The Use of Decision Trees for Analysis of the Potential Determinants for the Incidence of Deaths and Cases of Coronavirus (Covid-19) in Different Countries

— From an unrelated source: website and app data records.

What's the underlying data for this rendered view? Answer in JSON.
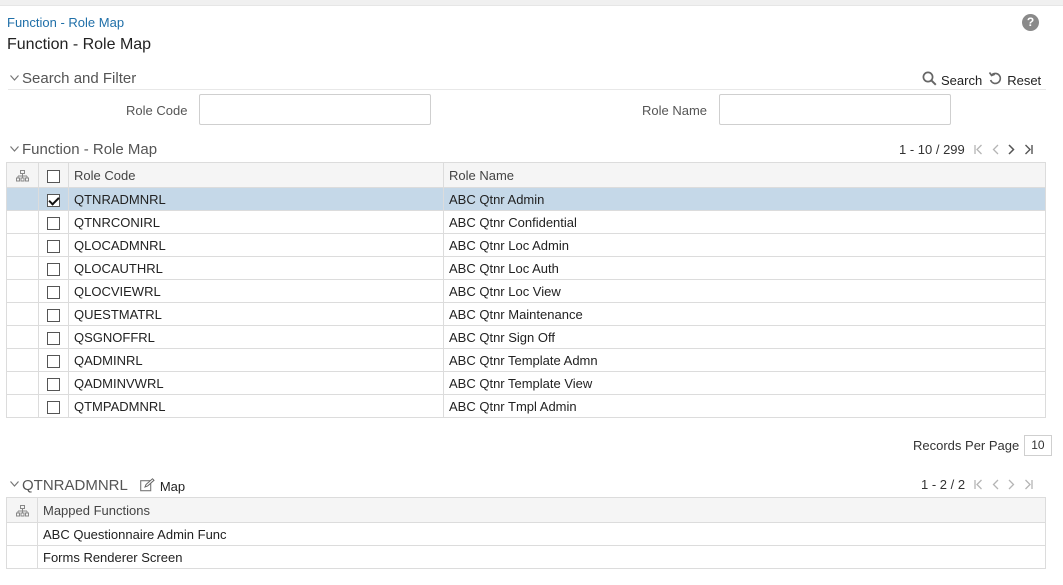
{
  "breadcrumb": "Function - Role Map",
  "page_title": "Function - Role Map",
  "help_icon_glyph": "?",
  "search_filter": {
    "title": "Search and Filter",
    "search_label": "Search",
    "reset_label": "Reset",
    "role_code_label": "Role Code",
    "role_name_label": "Role Name",
    "role_code_value": "",
    "role_name_value": ""
  },
  "role_map": {
    "title": "Function - Role Map",
    "pager_text": "1 - 10 / 299",
    "columns": [
      "Role Code",
      "Role Name"
    ],
    "rows": [
      {
        "code": "QTNRADMNRL",
        "name": "ABC Qtnr Admin",
        "selected": true
      },
      {
        "code": "QTNRCONIRL",
        "name": "ABC Qtnr Confidential",
        "selected": false
      },
      {
        "code": "QLOCADMNRL",
        "name": "ABC Qtnr Loc Admin",
        "selected": false
      },
      {
        "code": "QLOCAUTHRL",
        "name": "ABC Qtnr Loc Auth",
        "selected": false
      },
      {
        "code": "QLOCVIEWRL",
        "name": "ABC Qtnr Loc View",
        "selected": false
      },
      {
        "code": "QUESTMATRL",
        "name": "ABC Qtnr Maintenance",
        "selected": false
      },
      {
        "code": "QSGNOFFRL",
        "name": "ABC Qtnr Sign Off",
        "selected": false
      },
      {
        "code": "QADMINRL",
        "name": "ABC Qtnr Template Admn",
        "selected": false
      },
      {
        "code": "QADMINVWRL",
        "name": "ABC Qtnr Template View",
        "selected": false
      },
      {
        "code": "QTMPADMNRL",
        "name": "ABC Qtnr Tmpl Admin",
        "selected": false
      }
    ],
    "records_per_page_label": "Records Per Page",
    "records_per_page_value": "10"
  },
  "mapped": {
    "title": "QTNRADMNRL",
    "map_label": "Map",
    "pager_text": "1 - 2 / 2",
    "column": "Mapped Functions",
    "rows": [
      "ABC Questionnaire Admin Func",
      "Forms Renderer Screen"
    ]
  },
  "colors": {
    "link": "#1f6fa8",
    "selected_row": "#c5d8e8",
    "header_bg": "#f5f5f5"
  }
}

Purpose: The objective of this paper is to identify the key economic factors determining the intensity of COVID virus infections and deaths in various countries. Design/Methodology/Approach: The publication uses the methods of k-means clustering, k-nearest neighbors algorithm, DBSCan algorithm to divide countries into different groups in terms of the level of disease and death from COVID. The decision tree analysis provided potential determinants for the severity of the pandemic in different regions of the world. We analyzed 211 countries. As potential determinants, we examined the following factors: average temperature, average precipitation, GDP per capita, population density (in 2018), hospital beds per 1.000 citizens, doctors per 1.000 citizens, share of people aged 65 years or above, pollution (based on the PM2.5 indicator from The World Bank), total tests per 1.000 citizens and health expenditure as a percentage of GDP. Findings: Our analysis revealed that the COVID pandemic intensity in analyzed countries depends on the number of doctors, population density, average temperature, total tests per 1.000 citizens, and GDP per capita by using data from the World Bank. Practical Implications: Research suggests that the efficient healthcare system supports immunological response of population to the COVID virus. Another critical factor is the density of population. These two factors proved to play a critical role in determining the level of the COVID cases in deaths in various countries. Nevertheless, countries with the lowest GDP per capita had very low levels of COVID cases, which suggests that either they do not recognize COVID patients correctly or they will experience the pandemic with time delay. Originality/value: Economic factors proved to be good predictors of the COVID virus development in the analyzed countries, however, contrary to expectations, countries with low GDP per capita so far suffered the least from the COVID virus pandemic.